Pasadena, CA— Miguel Roth, director of Carnegie’s Las Campanas Observatory in Chile from 1990 to 2014 and the current representative of the Giant Magellan Telescope Organization (GMTO) in Chile was awarded the Bernardo O’Higgins Order by the Chilean Foreign Affairs Ministry in Santiago today. The honor is in recognition “of his contribution to the development of astronomy in Chile, and for inspiring appreciation and knowledge of astronomy among students and people of all ages.”

The award is the highest civilian honor for non-Chileans. O’Higgins was one of the founders of the Chilean Republic. The award was established in 1965 to recognize “achievements in the field of arts, sciences, education, industry, trade, humanitarian and social cooperation.”
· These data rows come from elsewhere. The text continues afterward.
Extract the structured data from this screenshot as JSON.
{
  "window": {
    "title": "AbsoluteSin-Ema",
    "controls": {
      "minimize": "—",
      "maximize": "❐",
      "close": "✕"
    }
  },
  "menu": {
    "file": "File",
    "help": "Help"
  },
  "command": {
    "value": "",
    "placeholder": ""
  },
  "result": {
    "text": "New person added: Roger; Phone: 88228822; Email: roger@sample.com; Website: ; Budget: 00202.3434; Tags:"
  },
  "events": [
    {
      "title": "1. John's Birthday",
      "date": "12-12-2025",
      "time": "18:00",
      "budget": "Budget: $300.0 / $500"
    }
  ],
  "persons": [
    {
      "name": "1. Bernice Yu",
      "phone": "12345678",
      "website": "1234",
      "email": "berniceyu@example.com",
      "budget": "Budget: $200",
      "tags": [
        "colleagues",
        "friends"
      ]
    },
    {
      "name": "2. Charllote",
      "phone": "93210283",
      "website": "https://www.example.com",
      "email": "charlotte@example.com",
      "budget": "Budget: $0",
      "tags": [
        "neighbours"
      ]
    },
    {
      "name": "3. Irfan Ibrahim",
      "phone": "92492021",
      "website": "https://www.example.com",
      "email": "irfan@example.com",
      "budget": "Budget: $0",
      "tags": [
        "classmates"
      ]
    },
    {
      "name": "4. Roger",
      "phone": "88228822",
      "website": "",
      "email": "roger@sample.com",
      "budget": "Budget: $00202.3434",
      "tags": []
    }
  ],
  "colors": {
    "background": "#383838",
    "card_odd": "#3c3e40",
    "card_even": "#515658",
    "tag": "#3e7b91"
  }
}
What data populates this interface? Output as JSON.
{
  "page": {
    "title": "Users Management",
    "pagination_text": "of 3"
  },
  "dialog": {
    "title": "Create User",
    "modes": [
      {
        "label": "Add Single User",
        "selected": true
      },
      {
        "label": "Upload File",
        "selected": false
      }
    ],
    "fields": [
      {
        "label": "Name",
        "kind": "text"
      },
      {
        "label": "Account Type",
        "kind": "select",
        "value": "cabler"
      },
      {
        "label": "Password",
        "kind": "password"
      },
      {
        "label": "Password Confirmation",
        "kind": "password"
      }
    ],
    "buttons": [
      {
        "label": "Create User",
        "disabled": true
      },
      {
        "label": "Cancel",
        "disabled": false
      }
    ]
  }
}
Roth was director of the National Astronomical Observatory at San Pedro Mártir in Baja California, Mexico, before his tenure as director of Las Campanas. During his Carnegie tenure as director, the 6.5-meter twin Magellan Telescopes were planned, constructed, and began operations in 2001 and 2002. Roth oversaw the construction and operations. The twin telescopes have been extremely important to advancing astronomy. They were used to find the most distant black hole yet, and the first spectrum of a neutron star-neutron star merger. Roth has led the Giant Magellan Telescope project in Chile since 2014.   

“During his many years of service, Miguel has been heavily involved in public outreach and connecting the community to the joys of astronomy,” remarked Carnegie Observatories director John Mulchaey. “It began with the Andes-Carnegie Summer School for young students and has continued with more recent activities, such as an astronomy mobile laboratory. Astronomy is a very important connection that we have with the Chileans, and Miguel cannot be more deserving of this distinction.”

Roth earned a Ph.D. in Physics from the University of Chile. His interest was in instrumentation, which led him to astronomy. He has studied observational astronomy, including star formation and the early evolution of stars and planetary nebula. More recently he has participated in the Carnegie Supernova Project.